On the social level, there exists an important variability in the degree of tolerance of a cat towards the other individuals in his entourage. In general, cats are solitary animals. The goal therefore is to respect the needs of the individual by offering him solitude or interactions when he wishes. In the case of cohabitation with other animals or many humans it is necessary for the cat to have access to a privileged place to retreat. In this place, the possibility to climb and observe without being seen should also be available. Access to a window as well as water, food and litter is also primordial. When he is resting, it is important that the other animals as well as humans respect these moments of solitude.

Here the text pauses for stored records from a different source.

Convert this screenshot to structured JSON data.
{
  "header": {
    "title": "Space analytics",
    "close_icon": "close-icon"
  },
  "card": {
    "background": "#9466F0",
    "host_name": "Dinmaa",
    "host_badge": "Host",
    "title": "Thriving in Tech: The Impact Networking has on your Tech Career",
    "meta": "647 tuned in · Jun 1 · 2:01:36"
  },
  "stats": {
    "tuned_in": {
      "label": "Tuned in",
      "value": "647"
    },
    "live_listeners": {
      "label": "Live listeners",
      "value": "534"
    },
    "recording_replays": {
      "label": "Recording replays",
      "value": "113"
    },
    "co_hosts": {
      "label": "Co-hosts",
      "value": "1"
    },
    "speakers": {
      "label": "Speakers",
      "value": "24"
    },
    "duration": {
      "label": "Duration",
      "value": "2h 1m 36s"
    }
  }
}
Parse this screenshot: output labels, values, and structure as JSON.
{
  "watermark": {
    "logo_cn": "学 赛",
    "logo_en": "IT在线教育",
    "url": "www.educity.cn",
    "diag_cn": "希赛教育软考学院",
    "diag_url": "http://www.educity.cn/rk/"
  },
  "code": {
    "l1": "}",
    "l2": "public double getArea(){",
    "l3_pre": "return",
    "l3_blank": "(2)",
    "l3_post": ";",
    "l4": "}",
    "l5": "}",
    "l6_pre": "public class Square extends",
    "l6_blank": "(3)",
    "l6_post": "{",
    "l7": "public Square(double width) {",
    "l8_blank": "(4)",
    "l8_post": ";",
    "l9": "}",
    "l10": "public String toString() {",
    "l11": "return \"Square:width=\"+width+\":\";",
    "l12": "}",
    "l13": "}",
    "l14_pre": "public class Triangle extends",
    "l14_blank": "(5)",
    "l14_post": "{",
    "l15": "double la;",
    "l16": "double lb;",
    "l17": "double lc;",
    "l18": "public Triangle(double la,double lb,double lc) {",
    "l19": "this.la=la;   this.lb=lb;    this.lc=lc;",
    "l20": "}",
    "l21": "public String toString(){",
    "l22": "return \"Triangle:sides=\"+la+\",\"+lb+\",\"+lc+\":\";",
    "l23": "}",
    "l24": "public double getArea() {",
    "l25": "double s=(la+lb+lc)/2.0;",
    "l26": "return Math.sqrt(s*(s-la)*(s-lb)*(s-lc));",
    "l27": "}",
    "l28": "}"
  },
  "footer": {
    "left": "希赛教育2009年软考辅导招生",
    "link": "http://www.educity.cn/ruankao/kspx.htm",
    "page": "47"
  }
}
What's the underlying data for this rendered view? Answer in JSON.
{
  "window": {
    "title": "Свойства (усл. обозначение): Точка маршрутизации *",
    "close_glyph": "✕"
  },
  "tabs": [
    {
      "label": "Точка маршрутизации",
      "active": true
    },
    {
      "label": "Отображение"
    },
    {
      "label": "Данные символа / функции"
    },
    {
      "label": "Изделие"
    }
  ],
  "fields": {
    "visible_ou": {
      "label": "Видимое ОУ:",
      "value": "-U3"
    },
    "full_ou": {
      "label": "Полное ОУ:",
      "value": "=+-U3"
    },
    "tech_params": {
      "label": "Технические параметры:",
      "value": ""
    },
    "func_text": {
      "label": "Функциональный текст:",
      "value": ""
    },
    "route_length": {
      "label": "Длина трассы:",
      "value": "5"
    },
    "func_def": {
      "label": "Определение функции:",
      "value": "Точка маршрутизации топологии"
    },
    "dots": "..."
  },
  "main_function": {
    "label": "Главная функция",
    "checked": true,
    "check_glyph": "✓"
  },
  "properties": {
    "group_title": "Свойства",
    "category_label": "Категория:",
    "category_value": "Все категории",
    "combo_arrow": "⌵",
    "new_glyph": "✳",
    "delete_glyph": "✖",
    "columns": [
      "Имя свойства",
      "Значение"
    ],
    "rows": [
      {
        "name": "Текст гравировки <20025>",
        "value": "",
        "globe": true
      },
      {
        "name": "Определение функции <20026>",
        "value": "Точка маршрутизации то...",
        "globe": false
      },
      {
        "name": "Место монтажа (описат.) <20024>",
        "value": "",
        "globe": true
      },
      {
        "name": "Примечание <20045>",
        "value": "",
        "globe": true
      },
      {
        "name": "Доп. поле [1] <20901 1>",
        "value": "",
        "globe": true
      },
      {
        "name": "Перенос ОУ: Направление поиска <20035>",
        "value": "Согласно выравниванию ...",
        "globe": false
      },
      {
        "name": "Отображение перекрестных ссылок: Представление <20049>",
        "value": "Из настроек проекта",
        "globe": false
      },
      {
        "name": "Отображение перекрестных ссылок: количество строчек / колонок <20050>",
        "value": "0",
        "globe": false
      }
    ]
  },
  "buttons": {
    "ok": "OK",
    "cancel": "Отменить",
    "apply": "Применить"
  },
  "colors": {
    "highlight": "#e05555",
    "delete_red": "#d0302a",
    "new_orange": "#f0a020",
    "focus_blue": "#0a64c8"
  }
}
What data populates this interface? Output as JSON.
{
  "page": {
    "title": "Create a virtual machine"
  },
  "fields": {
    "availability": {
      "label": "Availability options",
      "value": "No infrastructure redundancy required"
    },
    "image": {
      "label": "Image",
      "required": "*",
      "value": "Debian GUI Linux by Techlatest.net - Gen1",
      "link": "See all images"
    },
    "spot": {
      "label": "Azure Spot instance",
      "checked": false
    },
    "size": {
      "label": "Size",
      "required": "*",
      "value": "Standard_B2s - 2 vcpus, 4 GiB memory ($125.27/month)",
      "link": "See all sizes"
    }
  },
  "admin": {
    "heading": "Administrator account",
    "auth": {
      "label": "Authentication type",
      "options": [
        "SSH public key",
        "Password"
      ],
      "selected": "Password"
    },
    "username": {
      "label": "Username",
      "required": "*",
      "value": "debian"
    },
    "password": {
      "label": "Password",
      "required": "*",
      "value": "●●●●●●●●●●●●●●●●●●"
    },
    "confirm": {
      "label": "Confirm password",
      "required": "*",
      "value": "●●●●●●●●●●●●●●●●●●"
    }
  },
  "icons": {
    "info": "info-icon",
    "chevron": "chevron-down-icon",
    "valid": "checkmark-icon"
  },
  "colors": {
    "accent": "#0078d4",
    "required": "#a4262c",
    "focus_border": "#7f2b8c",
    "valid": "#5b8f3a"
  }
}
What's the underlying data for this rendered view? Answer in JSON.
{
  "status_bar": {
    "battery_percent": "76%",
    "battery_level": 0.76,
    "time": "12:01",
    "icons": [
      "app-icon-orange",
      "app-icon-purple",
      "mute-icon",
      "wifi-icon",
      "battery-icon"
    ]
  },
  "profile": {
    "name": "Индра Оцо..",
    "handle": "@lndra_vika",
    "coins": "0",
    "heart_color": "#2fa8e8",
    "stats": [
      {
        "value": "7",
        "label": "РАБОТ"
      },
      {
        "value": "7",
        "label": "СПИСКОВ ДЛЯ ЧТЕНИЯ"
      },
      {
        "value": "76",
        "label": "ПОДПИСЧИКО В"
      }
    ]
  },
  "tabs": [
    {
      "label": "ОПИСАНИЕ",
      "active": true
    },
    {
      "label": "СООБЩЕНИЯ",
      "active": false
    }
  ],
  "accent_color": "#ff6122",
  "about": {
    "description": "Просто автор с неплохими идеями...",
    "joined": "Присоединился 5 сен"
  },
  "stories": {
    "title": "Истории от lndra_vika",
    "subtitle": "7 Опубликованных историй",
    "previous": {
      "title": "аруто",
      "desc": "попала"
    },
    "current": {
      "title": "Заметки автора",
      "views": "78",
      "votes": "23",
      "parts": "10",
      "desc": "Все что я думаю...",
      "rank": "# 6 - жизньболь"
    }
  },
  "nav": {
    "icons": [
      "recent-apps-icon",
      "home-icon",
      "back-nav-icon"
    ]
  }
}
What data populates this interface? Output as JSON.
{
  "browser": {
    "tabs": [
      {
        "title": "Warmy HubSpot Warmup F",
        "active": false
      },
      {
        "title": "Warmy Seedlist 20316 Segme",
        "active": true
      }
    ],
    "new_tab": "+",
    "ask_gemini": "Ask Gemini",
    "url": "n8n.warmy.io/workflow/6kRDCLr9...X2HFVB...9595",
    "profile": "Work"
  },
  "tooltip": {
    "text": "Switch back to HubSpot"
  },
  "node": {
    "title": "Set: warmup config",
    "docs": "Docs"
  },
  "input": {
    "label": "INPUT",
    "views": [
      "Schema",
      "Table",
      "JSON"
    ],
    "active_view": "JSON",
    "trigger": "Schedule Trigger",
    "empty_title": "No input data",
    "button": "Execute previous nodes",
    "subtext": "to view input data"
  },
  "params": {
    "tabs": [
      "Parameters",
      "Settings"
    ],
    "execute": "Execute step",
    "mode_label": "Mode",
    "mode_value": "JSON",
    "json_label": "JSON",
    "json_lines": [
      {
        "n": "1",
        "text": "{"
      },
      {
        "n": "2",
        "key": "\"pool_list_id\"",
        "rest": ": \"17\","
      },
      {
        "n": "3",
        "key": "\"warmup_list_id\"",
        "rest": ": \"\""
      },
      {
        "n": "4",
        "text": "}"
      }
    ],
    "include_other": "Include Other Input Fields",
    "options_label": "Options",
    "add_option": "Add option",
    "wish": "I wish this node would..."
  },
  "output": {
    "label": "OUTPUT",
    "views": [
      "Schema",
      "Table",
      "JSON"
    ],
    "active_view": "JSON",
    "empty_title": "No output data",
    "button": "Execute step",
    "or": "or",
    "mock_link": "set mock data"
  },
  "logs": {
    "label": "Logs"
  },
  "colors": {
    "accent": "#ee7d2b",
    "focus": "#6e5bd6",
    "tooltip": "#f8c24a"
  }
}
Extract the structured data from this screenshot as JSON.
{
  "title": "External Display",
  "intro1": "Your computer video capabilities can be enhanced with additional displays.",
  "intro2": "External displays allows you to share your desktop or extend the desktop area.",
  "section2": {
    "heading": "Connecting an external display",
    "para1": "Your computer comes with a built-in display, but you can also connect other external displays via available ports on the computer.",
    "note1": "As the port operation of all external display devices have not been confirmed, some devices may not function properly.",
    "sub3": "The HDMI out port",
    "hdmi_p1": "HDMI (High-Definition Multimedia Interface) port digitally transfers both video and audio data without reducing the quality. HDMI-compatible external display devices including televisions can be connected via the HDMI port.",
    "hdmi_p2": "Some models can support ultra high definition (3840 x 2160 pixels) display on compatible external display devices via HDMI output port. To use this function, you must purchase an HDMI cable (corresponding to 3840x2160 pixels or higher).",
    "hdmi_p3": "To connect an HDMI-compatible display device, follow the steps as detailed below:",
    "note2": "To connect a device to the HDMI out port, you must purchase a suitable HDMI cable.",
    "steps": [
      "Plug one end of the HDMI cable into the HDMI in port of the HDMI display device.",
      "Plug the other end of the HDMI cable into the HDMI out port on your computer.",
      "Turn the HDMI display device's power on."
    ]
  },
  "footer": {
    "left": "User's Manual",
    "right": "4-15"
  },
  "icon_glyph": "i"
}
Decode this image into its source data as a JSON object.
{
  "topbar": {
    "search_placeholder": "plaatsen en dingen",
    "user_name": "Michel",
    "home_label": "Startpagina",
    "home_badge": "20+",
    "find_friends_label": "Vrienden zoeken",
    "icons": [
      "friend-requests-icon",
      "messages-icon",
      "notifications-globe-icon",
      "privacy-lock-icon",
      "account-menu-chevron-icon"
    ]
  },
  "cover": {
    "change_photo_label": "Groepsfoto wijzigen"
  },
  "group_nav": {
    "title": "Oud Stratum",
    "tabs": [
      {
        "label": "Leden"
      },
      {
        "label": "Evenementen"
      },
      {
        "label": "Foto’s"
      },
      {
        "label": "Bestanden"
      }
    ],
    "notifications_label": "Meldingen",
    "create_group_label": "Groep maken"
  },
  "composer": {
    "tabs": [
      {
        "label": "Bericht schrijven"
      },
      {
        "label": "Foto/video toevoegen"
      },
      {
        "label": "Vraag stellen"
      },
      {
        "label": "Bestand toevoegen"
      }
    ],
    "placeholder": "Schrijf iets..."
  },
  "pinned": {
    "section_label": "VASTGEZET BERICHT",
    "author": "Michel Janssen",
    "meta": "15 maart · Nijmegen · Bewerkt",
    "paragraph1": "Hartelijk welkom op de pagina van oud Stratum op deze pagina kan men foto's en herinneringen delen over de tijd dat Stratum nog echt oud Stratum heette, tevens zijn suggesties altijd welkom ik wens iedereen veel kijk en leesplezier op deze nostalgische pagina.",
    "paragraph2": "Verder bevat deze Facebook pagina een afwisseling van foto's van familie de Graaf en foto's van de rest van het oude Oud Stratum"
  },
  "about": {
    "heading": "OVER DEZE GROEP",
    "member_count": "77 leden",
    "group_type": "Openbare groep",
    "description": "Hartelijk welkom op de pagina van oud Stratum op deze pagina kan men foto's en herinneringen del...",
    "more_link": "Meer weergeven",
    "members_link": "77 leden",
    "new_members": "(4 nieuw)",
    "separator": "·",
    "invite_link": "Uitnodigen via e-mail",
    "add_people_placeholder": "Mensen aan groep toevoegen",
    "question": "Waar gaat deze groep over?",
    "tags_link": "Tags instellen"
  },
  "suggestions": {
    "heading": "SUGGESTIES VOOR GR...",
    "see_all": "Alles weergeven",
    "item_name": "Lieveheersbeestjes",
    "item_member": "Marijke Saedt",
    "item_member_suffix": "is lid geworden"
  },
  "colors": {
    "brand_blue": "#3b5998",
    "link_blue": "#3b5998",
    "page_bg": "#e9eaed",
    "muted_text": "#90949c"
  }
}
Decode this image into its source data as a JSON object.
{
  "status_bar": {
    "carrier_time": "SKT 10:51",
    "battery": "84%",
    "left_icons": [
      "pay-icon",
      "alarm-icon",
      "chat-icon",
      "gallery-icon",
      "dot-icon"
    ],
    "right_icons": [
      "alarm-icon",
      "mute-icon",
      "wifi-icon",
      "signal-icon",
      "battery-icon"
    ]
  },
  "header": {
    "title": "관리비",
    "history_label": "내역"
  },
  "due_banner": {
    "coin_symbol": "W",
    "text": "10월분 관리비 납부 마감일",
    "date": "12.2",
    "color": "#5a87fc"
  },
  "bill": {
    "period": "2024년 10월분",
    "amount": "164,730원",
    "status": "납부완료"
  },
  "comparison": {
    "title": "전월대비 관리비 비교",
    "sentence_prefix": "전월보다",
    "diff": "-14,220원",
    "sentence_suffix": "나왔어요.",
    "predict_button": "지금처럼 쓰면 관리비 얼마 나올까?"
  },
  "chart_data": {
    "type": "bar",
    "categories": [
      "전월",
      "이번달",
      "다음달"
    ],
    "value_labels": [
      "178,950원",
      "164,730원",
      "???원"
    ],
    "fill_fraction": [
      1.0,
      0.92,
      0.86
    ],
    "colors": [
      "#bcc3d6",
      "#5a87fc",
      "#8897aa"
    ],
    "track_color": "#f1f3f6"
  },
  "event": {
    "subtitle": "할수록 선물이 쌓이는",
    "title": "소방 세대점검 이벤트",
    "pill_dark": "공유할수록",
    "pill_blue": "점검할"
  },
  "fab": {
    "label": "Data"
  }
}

A cat needs different sensorial stimulations. His sense of smell is extremely developed. Perfumes and chemical detergents are aggressive to his respiratory system, they cause him to lose his olfactory sense. Its use should therefore be limited. Visual stimulations should be present in the environment. Many cats love to perch on a piece of furniture permitting a view of the garden or simply lie down on a window

ledge and observe the movement outdoors. The preferred scratching surface of the animal should also be included in the enrichment.

As for feeding, it is ideal to vary the method of administration and offer different textures. Cats like to be stimulated and make choices. We can conserve a part of the daily ration and distribute it in an unpredictable fashion in the environment. This obliges the animal to explore and search new places that can be rich in information and in stimulation.

The cat has very developed hunting skills. The time allowed to farm cats or house cats to hunt is 3-4 hours a day on average. This essential need may be redirected towards objects in the artificial environment. They like toys that make noise, vibrate, move or bounce. Objects containing catnip also stimulate the great majority of domestic cats. Cats typically like to play in an interactive manner with humans rather than playing alone with an object. Varying the toys and making a rotation can prove useful in keeping the interest of the animal. The Slimcat and the Pipolino ( can satisfy the need for predatory hunting and keep the cat occupied, especially if he does not have access to the outdoors.